The Cardinals organization has been accused of waiting too long to announce the cancellation of the game and even forcing fans out of the stadium as dangerous weather loomed.

5 on Your Side's Mike Rush went to one of the decision-makers to sort out the story.

When about 31,000 fans walked away Friday without watching a game, the reaction seemed mixed.

"We got a hotel room for the night, we're going to make an evening of it," said one fan.

"They booed hissed. Yeah. It wasn't good," said another.

For Tricia Stout and her group of about 10, it seemed really bad. She lives in St. Peters and the radar showed they would be heading into a mess right around the time the game was called.

"Well, I was scared," said Stout. "I certainly didn't want to be on the highway while tornadoes were in the area and didn't know if anymore were going to pop up where we were."

Stout and her group wanted to ride out the storm in the designated shelter areas of the stadium, but she says the ushers twice told them they couldn't.

"The ushers were a little bit more voiceful that we needed to leave and really started to push everybody out of the area that we were in," she said.

"We made the best decision based on the information we had at the time," said Joe Abernathy, head of stadium operations.

He thought he and other decision-makers were doing well, cancelling the game before the bad weather arrived in downtown St. Louis.

"It's the first time we've done that, where we've used a forecast of weather to cancel a game after we've opened the gates," said Abernathy.

Abernathy says the decision was made to call the game at around 7:30 p.m. and announced to the fans at 7:45 p.m.

Reporter: "So, people will ask, why did you wait 15 minutes to announce it?"

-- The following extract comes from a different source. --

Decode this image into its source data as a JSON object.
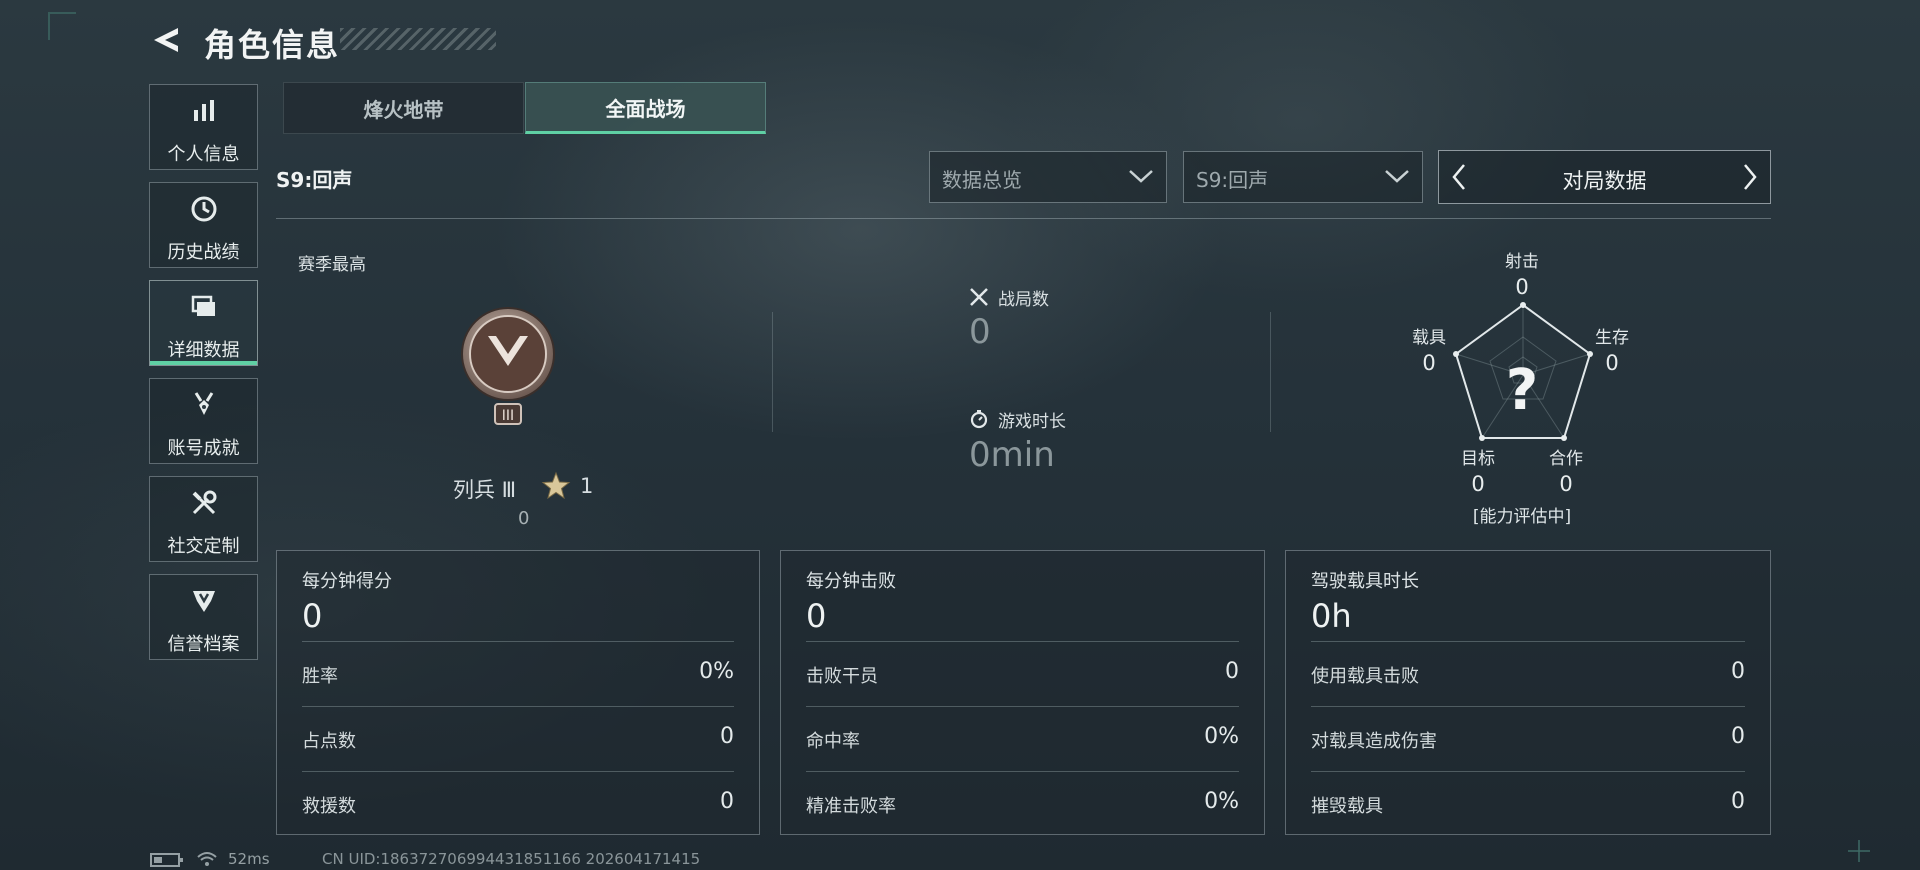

"It's just the process of walking upstairs and formulating the message and typing it into the machine and working through the language," said Abernathy.

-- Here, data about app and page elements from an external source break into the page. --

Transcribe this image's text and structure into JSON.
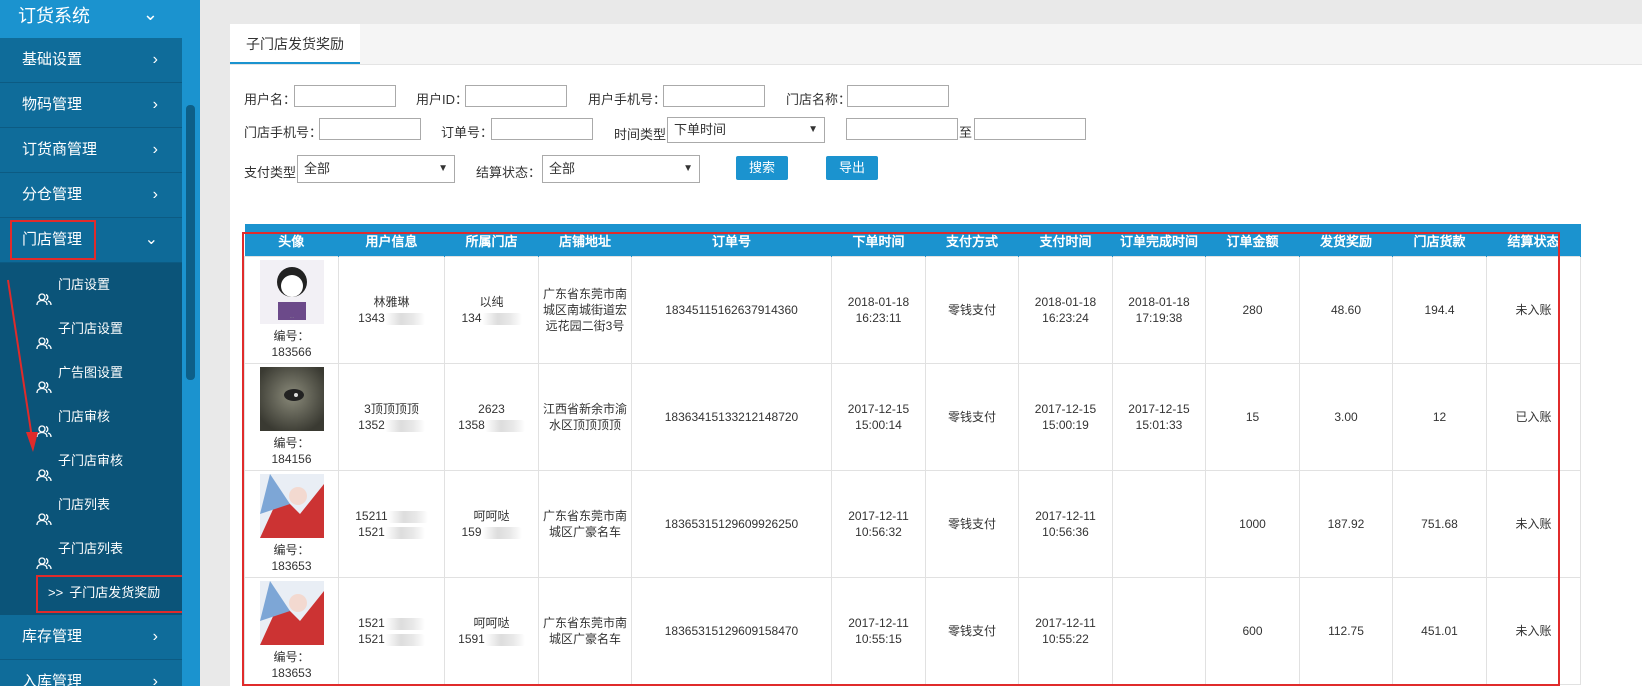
{
  "sidebar": {
    "system_title": "订货系统",
    "items": [
      {
        "label": "基础设置"
      },
      {
        "label": "物码管理"
      },
      {
        "label": "订货商管理"
      },
      {
        "label": "分仓管理"
      },
      {
        "label": "门店管理"
      }
    ],
    "sub_items": [
      {
        "label": "门店设置"
      },
      {
        "label": "子门店设置"
      },
      {
        "label": "广告图设置"
      },
      {
        "label": "门店审核"
      },
      {
        "label": "子门店审核"
      },
      {
        "label": "门店列表"
      },
      {
        "label": "子门店列表"
      },
      {
        "label": "子门店发货奖励"
      }
    ],
    "bottom_items": [
      {
        "label": "库存管理"
      },
      {
        "label": "入库管理"
      }
    ]
  },
  "tab": {
    "label": "子门店发货奖励"
  },
  "filters": {
    "username_label": "用户名：",
    "userid_label": "用户ID：",
    "userphone_label": "用户手机号：",
    "storename_label": "门店名称：",
    "storephone_label": "门店手机号：",
    "orderno_label": "订单号：",
    "timetype_label": "时间类型",
    "timetype_value": "下单时间",
    "to_label": "至",
    "paytype_label": "支付类型",
    "paytype_value": "全部",
    "settle_label": "结算状态：",
    "settle_value": "全部",
    "search_button": "搜索",
    "export_button": "导出"
  },
  "table": {
    "headers": [
      "头像",
      "用户信息",
      "所属门店",
      "店铺地址",
      "订单号",
      "下单时间",
      "支付方式",
      "支付时间",
      "订单完成时间",
      "订单金额",
      "发货奖励",
      "门店货款",
      "结算状态"
    ],
    "rows": [
      {
        "id_label": "编号：",
        "id": "183566",
        "user_name": "林雅琳",
        "user_phone": "1343",
        "store_name": "以纯",
        "store_phone": "134",
        "address": "广东省东莞市南城区南城街道宏远花园二街3号",
        "order_no": "18345115162637914360",
        "order_time": "2018-01-18 16:23:11",
        "pay_method": "零钱支付",
        "pay_time": "2018-01-18 16:23:24",
        "done_time": "2018-01-18 17:19:38",
        "amount": "280",
        "reward": "48.60",
        "payment": "194.4",
        "status": "未入账"
      },
      {
        "id_label": "编号：",
        "id": "184156",
        "user_name": "3顶顶顶顶",
        "user_phone": "1352",
        "store_name": "2623",
        "store_phone": "1358",
        "address": "江西省新余市渝水区顶顶顶顶",
        "order_no": "18363415133212148720",
        "order_time": "2017-12-15 15:00:14",
        "pay_method": "零钱支付",
        "pay_time": "2017-12-15 15:00:19",
        "done_time": "2017-12-15 15:01:33",
        "amount": "15",
        "reward": "3.00",
        "payment": "12",
        "status": "已入账"
      },
      {
        "id_label": "编号：",
        "id": "183653",
        "user_name": "15211",
        "user_phone": "1521",
        "store_name": "呵呵哒",
        "store_phone": "159",
        "address": "广东省东莞市南城区广豪名车",
        "order_no": "18365315129609926250",
        "order_time": "2017-12-11 10:56:32",
        "pay_method": "零钱支付",
        "pay_time": "2017-12-11 10:56:36",
        "done_time": "",
        "amount": "1000",
        "reward": "187.92",
        "payment": "751.68",
        "status": "未入账"
      },
      {
        "id_label": "编号：",
        "id": "183653",
        "user_name": "1521",
        "user_phone": "1521",
        "store_name": "呵呵哒",
        "store_phone": "1591",
        "address": "广东省东莞市南城区广豪名车",
        "order_no": "18365315129609158470",
        "order_time": "2017-12-11 10:55:15",
        "pay_method": "零钱支付",
        "pay_time": "2017-12-11 10:55:22",
        "done_time": "",
        "amount": "600",
        "reward": "112.75",
        "payment": "451.01",
        "status": "未入账"
      }
    ]
  },
  "colors": {
    "accent": "#1b93cf",
    "sidebar": "#0f6c9a",
    "highlight": "#e02b2b"
  }
}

He says it was a mistake for the ushers to give Stout and her group the impression they could not stay at the stadium. They could have, and, in fact, other people did. He apologizes for that miscommunication and says he will work on making sure all the staff is up to speed on the policy so that does not happen again.